_Assigned task:_
Collect every line below that contains the word "content".

_Data extract:_
============================================================
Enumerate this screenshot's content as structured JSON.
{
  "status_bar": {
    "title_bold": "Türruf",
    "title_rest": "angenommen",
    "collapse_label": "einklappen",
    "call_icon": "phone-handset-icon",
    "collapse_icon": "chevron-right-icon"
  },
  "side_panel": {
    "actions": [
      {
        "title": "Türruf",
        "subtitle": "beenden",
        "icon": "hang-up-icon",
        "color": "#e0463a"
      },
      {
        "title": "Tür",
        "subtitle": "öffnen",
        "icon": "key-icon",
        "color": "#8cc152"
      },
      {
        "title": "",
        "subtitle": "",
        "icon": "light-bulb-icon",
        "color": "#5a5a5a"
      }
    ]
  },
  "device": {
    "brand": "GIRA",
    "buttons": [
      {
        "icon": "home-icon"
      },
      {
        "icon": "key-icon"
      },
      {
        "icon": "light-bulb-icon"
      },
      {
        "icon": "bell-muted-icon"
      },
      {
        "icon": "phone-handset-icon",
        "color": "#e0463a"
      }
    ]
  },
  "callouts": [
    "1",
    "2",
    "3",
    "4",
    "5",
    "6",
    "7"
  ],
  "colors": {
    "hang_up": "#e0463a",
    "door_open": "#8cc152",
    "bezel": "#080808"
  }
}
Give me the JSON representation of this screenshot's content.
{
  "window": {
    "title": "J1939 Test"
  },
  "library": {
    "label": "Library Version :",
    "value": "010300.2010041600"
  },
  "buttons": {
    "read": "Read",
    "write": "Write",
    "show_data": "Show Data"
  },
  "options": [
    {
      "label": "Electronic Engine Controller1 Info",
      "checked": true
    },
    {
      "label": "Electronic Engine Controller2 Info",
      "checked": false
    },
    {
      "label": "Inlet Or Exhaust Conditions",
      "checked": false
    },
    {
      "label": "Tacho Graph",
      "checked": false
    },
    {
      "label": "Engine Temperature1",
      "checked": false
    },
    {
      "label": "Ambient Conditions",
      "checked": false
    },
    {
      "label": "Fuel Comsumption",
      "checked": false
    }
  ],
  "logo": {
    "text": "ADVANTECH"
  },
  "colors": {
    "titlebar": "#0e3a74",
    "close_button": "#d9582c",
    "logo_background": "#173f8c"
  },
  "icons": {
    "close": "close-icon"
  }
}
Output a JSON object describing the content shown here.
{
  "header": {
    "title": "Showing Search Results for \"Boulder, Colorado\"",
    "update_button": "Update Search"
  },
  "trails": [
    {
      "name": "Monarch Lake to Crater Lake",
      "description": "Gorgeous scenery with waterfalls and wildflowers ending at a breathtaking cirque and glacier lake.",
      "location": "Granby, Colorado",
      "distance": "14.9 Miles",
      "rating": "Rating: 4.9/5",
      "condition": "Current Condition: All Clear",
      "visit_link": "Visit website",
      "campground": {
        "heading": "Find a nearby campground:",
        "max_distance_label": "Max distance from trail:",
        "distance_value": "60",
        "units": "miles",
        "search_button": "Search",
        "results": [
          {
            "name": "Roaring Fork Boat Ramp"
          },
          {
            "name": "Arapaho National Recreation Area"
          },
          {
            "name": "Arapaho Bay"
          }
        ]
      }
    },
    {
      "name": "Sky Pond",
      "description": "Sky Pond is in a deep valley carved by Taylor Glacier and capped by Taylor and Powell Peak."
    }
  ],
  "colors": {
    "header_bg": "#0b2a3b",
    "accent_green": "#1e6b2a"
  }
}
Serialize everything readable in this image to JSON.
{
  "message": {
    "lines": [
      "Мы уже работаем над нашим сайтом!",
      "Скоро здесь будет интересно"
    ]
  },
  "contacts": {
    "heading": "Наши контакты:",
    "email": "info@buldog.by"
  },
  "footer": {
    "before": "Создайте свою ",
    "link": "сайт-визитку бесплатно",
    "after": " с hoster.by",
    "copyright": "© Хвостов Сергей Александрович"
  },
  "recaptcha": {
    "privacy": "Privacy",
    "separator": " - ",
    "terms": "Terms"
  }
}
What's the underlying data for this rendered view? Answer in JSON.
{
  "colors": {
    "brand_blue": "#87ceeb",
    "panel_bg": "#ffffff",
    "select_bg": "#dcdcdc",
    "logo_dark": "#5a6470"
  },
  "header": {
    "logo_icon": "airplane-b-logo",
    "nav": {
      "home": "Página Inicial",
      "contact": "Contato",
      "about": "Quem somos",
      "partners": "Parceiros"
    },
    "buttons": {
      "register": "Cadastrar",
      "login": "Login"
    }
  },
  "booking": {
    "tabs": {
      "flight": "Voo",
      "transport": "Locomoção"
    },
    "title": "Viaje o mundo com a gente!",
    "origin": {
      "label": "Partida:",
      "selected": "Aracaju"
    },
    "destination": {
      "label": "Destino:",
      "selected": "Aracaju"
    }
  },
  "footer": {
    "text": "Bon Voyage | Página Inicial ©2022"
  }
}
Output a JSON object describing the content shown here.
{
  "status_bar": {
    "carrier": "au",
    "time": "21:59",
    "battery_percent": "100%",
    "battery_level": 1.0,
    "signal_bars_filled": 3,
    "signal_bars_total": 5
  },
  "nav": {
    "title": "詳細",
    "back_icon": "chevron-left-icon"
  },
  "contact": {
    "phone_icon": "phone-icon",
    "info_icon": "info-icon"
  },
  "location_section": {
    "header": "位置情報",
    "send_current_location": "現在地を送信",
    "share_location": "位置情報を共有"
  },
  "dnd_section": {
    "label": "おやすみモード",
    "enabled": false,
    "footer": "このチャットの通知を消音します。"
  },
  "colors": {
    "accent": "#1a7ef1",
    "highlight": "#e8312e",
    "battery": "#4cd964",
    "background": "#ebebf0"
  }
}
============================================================
_Completed task:_
Enumerate this screenshot's content as structured JSON.
Give me the JSON representation of this screenshot's content.
Output a JSON object describing the content shown here.
Output a JSON object describing the content shown here.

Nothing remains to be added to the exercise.